On the territory of the National park Fruška Gora in Srem, or to be precise- very close to it,
we organically grow low yield indigenous grape varieties on 7.4 ha on the historic slopes of
Irig and Neradin.
The varieties were chosen on the bases of high quality and respect for tradition. We were the ones who brought Furmint and Hárslevelű back to the mountain, and we entered one of the varieties of Kadarka into the Register of Recognised Varieties in the Republic of Serbia.
Apart from those, we also work with Syrmia Green and Pinot noir which became indigenous here as well. Our wines are made naturally, with emphasised terroir and seasonal traits, by spontaneous fermentation without additives and with low utilisation of sulphur. The cellar is 150 km away from the vineyard, in Kanjiža. The winery was founded by one of the most significant choreographers of world renown – our József Nagy (Josef Nadj).
Fruška Gora is an ancient fault rock mountain – it was once an island in the Pannonian sea. It
is geologically very diverse, it consists of shale, marl, limestone, dolomite, sand and
cobblestone, Pannonian clay. In several places it is intersected with magmatic rocks, old
serpentinine and younger riolite, dacite, trachyte, andesite and their tuffs. The youngest
layer is loess. Sporadically high levels of iron provide for a complex acid structure in wines.
The climate of the wine region is moderately continental, but on the southern side of the mountain the temperatures never drop below -16 °C. Annual average temperature is 11.2 °C, while the annual precipitation level ranges between 580 and 730mm. Annual sunshine duration is 2100 hours. Fruška Gora bears the title of the first national park in Serbia since 1960.

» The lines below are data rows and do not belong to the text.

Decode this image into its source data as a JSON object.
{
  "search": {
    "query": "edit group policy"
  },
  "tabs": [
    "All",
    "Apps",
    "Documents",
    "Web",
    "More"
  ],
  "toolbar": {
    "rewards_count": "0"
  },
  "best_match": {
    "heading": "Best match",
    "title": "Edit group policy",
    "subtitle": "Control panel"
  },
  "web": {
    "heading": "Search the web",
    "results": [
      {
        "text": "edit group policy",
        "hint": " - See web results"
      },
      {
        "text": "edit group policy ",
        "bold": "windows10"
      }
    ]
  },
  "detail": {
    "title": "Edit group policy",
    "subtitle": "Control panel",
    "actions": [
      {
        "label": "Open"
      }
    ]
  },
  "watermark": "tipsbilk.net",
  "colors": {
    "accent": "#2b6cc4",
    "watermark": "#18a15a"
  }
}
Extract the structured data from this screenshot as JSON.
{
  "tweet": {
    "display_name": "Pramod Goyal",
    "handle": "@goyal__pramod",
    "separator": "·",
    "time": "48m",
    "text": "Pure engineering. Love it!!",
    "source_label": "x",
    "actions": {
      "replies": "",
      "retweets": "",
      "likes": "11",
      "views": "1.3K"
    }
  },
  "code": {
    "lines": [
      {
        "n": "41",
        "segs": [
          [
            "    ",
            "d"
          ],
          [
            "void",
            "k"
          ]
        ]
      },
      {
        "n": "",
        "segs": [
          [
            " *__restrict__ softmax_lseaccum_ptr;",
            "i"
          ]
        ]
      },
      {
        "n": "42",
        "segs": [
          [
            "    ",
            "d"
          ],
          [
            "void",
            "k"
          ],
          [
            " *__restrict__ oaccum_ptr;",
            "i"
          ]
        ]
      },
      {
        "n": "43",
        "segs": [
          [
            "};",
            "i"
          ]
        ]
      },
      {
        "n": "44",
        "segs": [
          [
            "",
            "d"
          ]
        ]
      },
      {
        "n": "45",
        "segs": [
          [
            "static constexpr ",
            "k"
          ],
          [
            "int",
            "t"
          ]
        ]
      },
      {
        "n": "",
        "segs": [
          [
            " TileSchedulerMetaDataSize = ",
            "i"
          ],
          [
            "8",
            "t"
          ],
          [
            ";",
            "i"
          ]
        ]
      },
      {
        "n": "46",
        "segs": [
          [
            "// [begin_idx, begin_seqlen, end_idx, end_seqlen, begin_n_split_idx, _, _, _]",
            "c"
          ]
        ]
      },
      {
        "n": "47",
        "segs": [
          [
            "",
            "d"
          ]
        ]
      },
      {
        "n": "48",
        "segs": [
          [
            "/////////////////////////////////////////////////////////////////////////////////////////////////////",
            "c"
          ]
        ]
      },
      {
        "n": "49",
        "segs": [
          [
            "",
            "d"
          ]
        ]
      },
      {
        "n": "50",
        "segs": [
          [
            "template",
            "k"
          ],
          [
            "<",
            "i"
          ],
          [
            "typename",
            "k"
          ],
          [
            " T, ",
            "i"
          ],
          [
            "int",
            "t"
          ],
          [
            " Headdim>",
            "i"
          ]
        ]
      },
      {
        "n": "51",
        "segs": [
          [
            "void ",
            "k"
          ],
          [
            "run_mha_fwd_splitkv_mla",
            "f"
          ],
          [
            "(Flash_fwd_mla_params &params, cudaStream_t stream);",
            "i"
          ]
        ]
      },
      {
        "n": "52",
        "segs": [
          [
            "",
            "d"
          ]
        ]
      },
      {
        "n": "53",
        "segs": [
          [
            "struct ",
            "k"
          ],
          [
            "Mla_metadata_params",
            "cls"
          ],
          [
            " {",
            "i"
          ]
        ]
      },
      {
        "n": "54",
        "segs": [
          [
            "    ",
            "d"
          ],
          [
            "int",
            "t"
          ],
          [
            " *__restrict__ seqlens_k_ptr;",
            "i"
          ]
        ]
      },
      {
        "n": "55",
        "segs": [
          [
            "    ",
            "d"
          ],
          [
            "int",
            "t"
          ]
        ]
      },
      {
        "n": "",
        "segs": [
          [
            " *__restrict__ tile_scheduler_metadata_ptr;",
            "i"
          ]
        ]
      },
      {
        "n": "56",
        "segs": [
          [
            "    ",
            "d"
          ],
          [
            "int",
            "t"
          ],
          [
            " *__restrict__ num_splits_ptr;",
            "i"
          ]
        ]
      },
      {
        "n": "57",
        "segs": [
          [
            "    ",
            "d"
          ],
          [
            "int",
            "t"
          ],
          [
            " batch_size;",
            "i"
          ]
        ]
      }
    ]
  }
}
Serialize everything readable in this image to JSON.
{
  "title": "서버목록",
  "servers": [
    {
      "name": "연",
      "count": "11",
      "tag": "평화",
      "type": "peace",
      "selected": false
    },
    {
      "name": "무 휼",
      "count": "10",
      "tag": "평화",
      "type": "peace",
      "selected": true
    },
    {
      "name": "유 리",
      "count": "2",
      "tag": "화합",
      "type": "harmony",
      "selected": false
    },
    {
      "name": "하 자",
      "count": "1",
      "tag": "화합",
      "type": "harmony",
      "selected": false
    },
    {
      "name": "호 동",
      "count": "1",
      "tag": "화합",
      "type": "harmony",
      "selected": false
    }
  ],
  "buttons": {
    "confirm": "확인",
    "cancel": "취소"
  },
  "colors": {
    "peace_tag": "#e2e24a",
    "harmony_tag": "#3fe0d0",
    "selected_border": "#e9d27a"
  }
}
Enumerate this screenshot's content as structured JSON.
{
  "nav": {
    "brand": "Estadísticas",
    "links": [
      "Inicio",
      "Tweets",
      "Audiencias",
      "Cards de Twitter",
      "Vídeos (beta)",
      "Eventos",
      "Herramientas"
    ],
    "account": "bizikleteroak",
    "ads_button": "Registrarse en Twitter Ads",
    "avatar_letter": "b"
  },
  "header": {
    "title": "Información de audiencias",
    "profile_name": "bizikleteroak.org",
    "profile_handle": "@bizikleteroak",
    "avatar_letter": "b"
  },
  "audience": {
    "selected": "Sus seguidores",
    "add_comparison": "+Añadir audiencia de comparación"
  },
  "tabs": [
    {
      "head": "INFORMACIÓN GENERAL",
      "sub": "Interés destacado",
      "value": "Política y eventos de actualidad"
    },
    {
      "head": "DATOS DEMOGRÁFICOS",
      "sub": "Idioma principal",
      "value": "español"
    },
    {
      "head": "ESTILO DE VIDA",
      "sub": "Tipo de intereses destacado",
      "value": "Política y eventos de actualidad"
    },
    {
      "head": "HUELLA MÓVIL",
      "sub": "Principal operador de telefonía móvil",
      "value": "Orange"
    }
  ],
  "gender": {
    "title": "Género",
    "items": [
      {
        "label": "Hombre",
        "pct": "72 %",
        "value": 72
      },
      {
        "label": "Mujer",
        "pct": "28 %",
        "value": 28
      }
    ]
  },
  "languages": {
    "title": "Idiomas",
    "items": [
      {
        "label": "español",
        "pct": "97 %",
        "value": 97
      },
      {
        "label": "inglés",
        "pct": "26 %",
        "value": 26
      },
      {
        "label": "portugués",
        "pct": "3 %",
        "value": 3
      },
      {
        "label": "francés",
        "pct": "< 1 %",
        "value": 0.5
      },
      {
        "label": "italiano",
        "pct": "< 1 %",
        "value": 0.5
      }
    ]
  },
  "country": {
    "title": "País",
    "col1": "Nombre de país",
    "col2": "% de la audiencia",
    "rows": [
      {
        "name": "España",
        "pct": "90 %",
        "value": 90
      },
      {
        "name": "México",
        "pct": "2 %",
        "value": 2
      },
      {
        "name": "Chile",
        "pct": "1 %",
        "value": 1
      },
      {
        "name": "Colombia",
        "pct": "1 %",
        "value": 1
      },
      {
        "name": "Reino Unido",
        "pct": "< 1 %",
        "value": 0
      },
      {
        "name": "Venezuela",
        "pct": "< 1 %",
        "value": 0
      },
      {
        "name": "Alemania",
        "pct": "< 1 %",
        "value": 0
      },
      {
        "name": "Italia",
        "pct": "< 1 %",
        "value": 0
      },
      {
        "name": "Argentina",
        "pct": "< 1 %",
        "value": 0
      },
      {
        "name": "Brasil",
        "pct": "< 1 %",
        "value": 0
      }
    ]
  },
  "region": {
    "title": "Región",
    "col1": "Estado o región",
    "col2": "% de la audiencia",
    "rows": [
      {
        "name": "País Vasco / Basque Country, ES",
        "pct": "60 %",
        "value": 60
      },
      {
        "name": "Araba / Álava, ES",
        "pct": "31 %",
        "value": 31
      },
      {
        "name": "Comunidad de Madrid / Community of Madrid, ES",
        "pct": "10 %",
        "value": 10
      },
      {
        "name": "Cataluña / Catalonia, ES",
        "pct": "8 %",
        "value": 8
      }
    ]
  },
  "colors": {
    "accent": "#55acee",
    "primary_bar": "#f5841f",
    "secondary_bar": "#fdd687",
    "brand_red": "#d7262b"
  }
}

Nine Roman emperors, including Probus who was a pioneer in establishing vineyards, were born in Sremska Mitrovica (Syrmium), but the Celts were also known for growing wines in this region. As Lajos Ambrus noted: „Ever since the time of Matthias Bel, it is common knowledge that winemaking spread to the entire Pannonian basin from here”. The kings of the Árpád dynasty populated the vineyards with winegrowers from the French Wallonia on several occasions, and that must have influenced the Slavic name of the mountain - Fruška Gora, that is Frankish mountain.
King Matthias Corvinus’s chronicler Galeotto Marzio noted the following: „I could not be silent about the wines of Syrmia – they are so pleasant that it would be difficult to find them a contestant in the whole wide world”. The first translation of the Bible to Hungarian began in Kamanc. Important and affluent people lived on the wine hill, but the inhabitants of Szeged and Budapest also had vineyards here. This is where the first ranked wine of the Hungarian Empire was produced until the beginning of the XVI century. Customs rates prove that it was at least twice as expensive as the second wine in the row from Somogy. Amidst the danger of Ottoman occupation, the winemakers from Szerém move to Tokaj, that is, the Mecsek-Balaton-Somló line. Welschriesling, Furmint (Szigeti), Hárslevelű, Juhfark are all varieties with good names. Kadarka arrived from here to Ménes, and it became widespread in the Karpathian basin, in Szekszárd, Buda, Eger, primarily with the help of Serbians. The first amphelographic description of varieties is attributed to Prokopije Bolić, archimandrite of the orthodox monastery Rakovac. His book Sovršen Vinodelac (The Perfect Winemaker) was published in Buda in 1816.
The sacral centre of the mountain is Irig. This is where most of the orthodox monasteries can be found, and it is presumed that they were originally established by the Pauline Fathers (Mala i Velika Remeta, Grgeteg…). Other significant settlements are: Petrovaradin – Gibraltar on the Danube/ Ilok – the burial place of John the Capistrano, and it is the home of one of the largest wineries of Croatia/ Sremski Karlovci - which is connected with the perhaps most famous wine speciality of Srem – bermet.
The national park is covered with mixed forests (92,3%): silver linden, sessile oak, Austrian oak, beech, common hornbeam. It is the biggest truffle site in Serbia. Interesting trivia concerning the fauna – there are many birds of prey, so there are very few starlings.